Mausritter is The Borrowers meets Mouseguard, with a wonderful oldschool feeling to its art and layout, some modern convenience in its deisgn, and a ruleset inspired by Into The Odd.
And let me say, if you're not familiar with Into The Odd yet and you like OSR, get Mausritter first, then buy Into The Odd next.
Basically, this game's really good. And it's a master class in economical design.
There's a background system that implies the whole mouse culture without having to spell anything out, but it's also the reference chart for getting your starting items AND the counterbalance for rolling low on your starting stats.
There's an inventory system with card-slots and charges that feels like it would be perfectly at home in a ccrpg, but which also handles upkeep on your gear ala Red Markets, and status effects ala Slay The Spire, and which lets you basically have a tactile inventory system where you as a player can pick up and put down any part of your character's current kit.
Spell-casting is item-based, flexible, easy to track, recharges in flavorful ways, and has probably the most graceful system I've seen for casting at variable levels of power.
Somehow there's even a weather table that is a) genuinely useful, and b) not terrible.
It is criminal that this game is free.
Admittedly, there are still some minor critiques I can make of it. It likes making you calculate percentages for prices, warbands require so much money to maintain that they sorta do weird things to the inventory system, Grit is possibly abuseable and lets you hot-swap Conditions unless controlled with a house-rule, and the book doesn't use the Oxford Comma.
That's basically me being as comprehensive as I can, and it's all nitpicks.
If you're used to 5e, you'll have an easy time getting into this. There's short rest/long rest, advantage/disadvantage, and a lot of the other trappings you're familiar with. Likewise, if you're used to OSR, there's that same quick-to-build-quick-to-die mindset here, and plenty of simplicity without sacrificing too much crunch.
I strongly recommend picking this up and at least flipping through.
Tip if you can.
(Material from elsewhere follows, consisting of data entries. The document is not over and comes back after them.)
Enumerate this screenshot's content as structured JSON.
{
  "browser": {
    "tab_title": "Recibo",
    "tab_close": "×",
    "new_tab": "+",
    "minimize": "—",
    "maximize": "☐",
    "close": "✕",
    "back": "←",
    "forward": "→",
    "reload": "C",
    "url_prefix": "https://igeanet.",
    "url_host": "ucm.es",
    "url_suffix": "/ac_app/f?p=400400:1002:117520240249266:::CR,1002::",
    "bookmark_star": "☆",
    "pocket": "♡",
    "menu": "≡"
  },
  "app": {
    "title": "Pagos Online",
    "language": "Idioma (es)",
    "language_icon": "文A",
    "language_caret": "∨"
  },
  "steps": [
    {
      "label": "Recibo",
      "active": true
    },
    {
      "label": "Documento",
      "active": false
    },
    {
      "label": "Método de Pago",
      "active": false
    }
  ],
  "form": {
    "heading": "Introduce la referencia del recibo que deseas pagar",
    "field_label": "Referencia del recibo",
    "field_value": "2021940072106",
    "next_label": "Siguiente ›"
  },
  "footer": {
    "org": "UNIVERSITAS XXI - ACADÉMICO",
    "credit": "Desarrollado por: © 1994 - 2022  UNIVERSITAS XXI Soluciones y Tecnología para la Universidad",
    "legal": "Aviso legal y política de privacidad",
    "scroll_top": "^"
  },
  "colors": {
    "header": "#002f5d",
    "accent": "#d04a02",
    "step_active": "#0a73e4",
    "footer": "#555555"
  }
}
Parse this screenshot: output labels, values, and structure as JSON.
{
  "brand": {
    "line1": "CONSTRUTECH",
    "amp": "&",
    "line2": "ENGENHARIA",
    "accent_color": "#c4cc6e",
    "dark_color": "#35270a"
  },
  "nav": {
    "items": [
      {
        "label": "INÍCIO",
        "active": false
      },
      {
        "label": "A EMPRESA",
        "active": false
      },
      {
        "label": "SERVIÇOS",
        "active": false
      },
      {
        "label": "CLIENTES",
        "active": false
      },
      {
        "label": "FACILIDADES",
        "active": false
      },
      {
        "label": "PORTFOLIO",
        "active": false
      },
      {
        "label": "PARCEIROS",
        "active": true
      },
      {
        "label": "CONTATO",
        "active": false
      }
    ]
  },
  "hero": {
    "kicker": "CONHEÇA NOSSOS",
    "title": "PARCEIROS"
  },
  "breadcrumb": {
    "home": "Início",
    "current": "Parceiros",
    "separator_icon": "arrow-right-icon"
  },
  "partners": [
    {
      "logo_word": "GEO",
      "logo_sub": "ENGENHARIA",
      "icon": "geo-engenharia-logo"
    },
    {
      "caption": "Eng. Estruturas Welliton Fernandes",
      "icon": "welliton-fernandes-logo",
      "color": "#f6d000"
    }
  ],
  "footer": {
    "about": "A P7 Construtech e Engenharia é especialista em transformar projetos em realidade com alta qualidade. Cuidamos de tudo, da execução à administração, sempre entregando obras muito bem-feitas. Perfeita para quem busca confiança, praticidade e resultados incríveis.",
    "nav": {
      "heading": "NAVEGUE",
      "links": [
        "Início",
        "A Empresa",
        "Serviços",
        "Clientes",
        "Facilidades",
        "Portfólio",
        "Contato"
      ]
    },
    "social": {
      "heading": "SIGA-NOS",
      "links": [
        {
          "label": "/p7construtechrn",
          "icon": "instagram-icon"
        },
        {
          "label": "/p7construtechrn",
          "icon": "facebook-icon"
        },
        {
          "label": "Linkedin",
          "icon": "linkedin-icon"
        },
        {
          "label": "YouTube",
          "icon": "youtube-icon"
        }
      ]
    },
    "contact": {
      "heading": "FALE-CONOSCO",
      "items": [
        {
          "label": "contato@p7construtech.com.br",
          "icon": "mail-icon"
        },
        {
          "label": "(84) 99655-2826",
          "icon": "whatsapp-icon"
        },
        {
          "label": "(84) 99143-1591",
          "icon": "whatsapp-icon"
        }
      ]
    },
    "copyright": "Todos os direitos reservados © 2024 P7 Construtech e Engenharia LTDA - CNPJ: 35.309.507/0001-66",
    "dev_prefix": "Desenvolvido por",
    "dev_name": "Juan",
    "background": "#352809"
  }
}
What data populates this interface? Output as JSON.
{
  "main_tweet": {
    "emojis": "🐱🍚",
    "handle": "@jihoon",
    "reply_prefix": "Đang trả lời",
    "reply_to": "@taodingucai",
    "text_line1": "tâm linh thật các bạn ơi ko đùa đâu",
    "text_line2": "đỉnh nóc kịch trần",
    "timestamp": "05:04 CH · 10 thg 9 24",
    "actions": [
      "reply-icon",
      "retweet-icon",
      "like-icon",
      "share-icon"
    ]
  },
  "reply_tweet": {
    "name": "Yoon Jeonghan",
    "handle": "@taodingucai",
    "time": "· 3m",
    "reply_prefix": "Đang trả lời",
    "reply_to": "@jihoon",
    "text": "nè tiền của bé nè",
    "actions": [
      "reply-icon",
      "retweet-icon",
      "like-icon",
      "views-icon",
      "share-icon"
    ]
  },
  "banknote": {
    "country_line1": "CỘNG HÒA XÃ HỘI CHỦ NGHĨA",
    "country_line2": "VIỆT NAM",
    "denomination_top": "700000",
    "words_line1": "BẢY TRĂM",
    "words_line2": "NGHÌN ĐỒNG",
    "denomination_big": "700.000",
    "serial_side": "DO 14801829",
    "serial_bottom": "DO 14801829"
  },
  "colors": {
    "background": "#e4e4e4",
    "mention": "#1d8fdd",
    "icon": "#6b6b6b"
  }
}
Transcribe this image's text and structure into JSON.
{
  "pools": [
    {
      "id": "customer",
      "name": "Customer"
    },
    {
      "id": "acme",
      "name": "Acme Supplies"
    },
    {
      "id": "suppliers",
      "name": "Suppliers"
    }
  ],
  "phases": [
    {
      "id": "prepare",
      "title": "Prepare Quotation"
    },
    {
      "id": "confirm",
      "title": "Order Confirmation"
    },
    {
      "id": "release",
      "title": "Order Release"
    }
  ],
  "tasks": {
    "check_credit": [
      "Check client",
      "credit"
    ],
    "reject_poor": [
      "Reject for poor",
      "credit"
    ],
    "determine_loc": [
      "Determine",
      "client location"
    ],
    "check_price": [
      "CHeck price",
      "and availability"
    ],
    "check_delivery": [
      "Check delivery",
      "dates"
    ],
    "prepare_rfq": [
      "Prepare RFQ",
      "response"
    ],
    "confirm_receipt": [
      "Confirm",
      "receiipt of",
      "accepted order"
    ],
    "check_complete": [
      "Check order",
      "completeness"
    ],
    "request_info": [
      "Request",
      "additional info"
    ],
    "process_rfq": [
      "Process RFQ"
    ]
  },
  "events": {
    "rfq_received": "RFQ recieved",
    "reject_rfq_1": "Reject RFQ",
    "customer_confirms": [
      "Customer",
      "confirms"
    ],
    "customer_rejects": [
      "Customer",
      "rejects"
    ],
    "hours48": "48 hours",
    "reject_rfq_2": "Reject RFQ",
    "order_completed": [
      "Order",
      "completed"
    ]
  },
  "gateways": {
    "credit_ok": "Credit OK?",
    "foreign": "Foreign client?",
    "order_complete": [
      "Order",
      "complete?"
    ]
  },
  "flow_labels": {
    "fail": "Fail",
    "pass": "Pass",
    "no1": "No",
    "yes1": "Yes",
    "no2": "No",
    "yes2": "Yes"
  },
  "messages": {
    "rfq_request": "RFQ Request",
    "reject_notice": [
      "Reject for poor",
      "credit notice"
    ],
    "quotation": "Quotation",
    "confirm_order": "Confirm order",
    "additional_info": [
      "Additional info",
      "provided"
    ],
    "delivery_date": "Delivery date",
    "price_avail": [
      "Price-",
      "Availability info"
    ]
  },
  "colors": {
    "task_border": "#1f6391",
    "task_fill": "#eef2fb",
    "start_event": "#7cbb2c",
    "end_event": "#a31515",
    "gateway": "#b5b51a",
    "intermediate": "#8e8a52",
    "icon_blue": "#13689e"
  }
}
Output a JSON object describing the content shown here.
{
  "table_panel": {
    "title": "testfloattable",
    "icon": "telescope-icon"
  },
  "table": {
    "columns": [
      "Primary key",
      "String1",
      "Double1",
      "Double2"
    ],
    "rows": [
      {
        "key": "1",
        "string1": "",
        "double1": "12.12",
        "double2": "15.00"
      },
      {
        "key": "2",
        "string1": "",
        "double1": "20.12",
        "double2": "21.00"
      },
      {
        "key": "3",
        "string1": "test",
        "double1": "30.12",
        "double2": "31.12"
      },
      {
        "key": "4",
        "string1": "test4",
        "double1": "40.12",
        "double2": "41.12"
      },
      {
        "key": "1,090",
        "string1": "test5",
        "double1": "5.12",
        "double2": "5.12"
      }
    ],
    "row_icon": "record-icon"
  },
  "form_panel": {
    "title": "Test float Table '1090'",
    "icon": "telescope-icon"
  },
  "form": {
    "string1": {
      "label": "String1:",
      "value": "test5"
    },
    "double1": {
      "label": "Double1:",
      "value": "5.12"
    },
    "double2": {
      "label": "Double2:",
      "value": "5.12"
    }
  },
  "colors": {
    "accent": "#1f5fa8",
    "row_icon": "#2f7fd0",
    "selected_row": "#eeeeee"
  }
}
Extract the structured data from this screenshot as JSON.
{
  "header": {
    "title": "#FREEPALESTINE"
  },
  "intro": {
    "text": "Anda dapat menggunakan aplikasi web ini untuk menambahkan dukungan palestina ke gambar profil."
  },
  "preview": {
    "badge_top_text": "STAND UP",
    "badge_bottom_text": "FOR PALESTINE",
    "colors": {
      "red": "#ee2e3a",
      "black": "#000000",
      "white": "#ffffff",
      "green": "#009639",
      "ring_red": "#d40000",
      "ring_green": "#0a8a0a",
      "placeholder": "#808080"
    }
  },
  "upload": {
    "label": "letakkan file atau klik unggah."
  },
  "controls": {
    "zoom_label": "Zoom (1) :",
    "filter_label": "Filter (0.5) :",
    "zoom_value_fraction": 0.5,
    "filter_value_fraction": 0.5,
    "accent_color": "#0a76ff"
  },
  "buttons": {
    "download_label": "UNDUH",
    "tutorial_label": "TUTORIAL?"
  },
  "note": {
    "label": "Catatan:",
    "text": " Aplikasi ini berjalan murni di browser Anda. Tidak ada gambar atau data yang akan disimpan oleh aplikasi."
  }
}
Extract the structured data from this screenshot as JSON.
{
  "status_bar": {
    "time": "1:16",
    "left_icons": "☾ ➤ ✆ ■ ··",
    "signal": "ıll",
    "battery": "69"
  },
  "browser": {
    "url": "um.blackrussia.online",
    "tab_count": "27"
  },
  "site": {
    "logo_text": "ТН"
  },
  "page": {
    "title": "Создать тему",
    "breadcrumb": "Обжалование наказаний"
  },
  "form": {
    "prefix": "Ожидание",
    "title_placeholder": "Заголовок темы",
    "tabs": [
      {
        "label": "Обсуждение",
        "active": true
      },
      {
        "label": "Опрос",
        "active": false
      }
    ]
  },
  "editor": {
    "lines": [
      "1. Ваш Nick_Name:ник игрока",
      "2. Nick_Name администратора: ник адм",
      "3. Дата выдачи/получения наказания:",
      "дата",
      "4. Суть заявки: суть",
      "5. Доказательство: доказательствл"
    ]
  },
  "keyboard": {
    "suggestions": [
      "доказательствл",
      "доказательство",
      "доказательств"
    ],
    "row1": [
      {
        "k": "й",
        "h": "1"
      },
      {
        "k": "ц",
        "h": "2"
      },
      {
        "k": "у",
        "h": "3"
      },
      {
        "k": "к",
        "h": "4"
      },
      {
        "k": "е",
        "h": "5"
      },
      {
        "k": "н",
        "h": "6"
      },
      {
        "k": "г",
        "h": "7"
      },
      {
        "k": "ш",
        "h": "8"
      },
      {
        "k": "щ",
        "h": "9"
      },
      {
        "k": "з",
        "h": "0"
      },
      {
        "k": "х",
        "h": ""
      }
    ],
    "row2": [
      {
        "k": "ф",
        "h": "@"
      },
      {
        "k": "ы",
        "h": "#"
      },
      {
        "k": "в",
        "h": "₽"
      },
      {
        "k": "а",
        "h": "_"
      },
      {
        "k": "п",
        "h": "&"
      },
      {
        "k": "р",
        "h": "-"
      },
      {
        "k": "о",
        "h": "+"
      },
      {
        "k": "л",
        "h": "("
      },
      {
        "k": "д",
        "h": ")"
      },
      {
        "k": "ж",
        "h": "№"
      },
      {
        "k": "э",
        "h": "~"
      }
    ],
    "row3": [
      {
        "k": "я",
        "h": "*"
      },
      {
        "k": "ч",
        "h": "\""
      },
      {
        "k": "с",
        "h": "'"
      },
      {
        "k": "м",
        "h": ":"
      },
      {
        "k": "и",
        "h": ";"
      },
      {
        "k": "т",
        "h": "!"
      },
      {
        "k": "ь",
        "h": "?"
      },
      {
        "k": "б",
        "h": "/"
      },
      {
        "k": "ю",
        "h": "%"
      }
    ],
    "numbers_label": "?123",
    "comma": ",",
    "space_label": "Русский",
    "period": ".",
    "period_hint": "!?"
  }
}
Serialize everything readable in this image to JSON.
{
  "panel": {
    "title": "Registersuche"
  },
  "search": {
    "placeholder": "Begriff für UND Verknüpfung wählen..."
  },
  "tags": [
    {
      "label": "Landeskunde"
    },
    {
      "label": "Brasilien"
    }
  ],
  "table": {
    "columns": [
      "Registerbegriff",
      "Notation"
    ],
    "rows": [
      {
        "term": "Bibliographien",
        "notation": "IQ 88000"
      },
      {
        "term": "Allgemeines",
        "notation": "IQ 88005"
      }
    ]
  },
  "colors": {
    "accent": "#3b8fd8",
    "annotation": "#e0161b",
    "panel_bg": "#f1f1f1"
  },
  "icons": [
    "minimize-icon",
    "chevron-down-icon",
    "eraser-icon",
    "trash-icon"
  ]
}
This game is great.
Typos And Unexplained Terms:
- page 6 says "wit h"
-page 8 says "actions can anything from negotiating"
-page 13 in the List Of Creatures Example box that says "wraps the him up"
-Hit Protection And Damage on page 8 references something called "exploration turns" which is maybe meant to mean turns outside of combat but I couldn't be sure since the rules never clarify
-Warband rules are unclear how they should be rallied if they break